While the stories vary, whether or not they portray Kathleen as a seductress searching for redemption or a witch overcome by obsession, the essential message stays the identical. Love, lust and remorse intertwine throughout the tapestry of this haunting story, reminding us of the facility of our decisions and their consequences.

Glendalough: A glacial valley known for its early medieval monastic settlement, founded within the sixth century by Saint. Kevin. In the years 1825–1957 there was a Galena lead mine within the valley. Today, Glendalough serves as a recreational area, offering picnics, hikes on well-maintained trails of various difficulty, and mountain climbing.

As Kathleen's ghostly figure appears in photographs and stories, the ethereal great thing about the Glendalough landscape becomes intertwined together with her ghostly presence. Her apparition, wearing red, is a reminder of the longing and heartache that transcend time and leave an indelible mark on those that encounter her.

And because the misty veil of Glendalough parts, revealing the specter of St. Kevin, the black-robed monk, it becomes obvious that the Monastery City holds more secrets than anyone can fathom. Sightings of this enigmatic figure, together with Kathleen's ghost, add a mysterious charm that permeates the air, charming and intriguing anyone who ventures into this ancient place.

As the sun sets over the traditional ruins and the shadows lengthen, the ghostly whispers of Kathleen and St. Kevin's voices still echo throughout the valley. Glendalough stays a spot of intrigue and fascination, inviting all those drawn to its enigmatic charm to experience the ethereal touch of Kathleen's spirit, eternally wandering the sacred grounds of her lost love.


The Spirit of Glendalough – the heritage of County Wicklow

Kevin from Glendalough – Wikipedia

Glendalough | Haunted Wicklow, Ireland | Ghost Island

Image Source:

  • J.W.H

    About John:

    John Williams is a Reincarnationist paranormal Intuitive freelance writer...he is living proof of reincarnation existence, through his personal exploration, he has confirmed its authenticity through visits to the very lands where these events transpired.

    Through guided meditation/s using hemi-sync technology he has managed to recollect 3 previous lives to his own, that go back to the Mid to Late 19th century.

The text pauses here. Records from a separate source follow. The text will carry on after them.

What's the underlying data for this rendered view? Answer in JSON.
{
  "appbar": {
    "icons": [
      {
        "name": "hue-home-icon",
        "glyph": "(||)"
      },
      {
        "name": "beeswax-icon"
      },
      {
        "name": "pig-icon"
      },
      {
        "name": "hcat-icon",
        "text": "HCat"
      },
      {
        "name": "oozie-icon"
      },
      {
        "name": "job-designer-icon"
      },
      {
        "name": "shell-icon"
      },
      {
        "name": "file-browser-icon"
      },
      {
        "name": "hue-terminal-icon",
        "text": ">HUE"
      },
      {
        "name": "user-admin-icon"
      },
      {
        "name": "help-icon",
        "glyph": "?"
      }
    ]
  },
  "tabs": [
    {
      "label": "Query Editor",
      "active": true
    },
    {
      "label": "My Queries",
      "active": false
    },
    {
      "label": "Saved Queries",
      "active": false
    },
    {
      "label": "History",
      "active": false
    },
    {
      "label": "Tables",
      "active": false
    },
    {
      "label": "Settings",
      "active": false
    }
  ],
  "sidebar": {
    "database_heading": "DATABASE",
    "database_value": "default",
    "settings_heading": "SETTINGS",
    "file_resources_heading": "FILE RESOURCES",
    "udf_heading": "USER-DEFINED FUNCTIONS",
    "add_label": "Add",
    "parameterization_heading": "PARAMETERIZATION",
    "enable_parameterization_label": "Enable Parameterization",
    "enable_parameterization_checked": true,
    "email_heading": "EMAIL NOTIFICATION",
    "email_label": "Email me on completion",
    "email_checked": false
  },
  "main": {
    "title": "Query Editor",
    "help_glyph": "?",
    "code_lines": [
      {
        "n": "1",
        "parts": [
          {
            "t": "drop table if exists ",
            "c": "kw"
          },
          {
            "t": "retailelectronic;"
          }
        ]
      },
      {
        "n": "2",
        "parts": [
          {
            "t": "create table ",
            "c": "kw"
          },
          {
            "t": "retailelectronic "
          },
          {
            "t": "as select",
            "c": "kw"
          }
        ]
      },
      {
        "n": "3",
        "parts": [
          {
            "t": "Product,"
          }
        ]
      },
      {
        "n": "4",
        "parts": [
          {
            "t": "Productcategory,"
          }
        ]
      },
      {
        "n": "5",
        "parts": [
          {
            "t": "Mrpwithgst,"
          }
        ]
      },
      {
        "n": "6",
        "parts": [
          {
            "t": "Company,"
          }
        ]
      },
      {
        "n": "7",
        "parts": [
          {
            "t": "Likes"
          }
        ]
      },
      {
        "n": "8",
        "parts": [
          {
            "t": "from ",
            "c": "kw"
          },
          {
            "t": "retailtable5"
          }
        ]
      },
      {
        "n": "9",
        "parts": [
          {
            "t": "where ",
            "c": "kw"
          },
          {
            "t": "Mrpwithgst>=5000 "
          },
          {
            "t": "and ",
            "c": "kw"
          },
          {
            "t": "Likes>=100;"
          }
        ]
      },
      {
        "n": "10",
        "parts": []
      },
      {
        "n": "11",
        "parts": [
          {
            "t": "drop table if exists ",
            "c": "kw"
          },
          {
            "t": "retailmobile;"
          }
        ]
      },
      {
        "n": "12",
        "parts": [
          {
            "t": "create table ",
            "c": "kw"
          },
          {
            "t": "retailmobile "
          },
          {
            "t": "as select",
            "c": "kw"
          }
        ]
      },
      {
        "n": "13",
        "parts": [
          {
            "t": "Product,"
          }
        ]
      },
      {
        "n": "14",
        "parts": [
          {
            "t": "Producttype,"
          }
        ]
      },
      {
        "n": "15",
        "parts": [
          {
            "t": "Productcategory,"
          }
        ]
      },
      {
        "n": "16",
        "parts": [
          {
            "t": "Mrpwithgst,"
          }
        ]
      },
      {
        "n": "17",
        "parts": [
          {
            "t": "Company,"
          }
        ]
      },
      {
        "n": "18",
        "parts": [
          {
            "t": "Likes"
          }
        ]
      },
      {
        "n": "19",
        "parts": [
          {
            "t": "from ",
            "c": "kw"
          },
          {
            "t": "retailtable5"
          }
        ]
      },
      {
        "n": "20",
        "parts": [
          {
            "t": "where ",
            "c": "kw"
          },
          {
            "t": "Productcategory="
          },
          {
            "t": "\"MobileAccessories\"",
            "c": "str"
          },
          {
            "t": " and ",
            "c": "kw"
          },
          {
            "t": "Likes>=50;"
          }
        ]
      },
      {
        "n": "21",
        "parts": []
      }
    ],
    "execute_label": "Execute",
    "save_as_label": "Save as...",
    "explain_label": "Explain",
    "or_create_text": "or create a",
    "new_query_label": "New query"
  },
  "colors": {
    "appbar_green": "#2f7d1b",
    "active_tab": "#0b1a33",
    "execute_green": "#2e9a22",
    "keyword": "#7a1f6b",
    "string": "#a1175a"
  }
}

    JWH - "You are the GODS! - Inclusion of the Eternal Light of Love and you shall never die”.

    “Death is Just the Beginning of Life”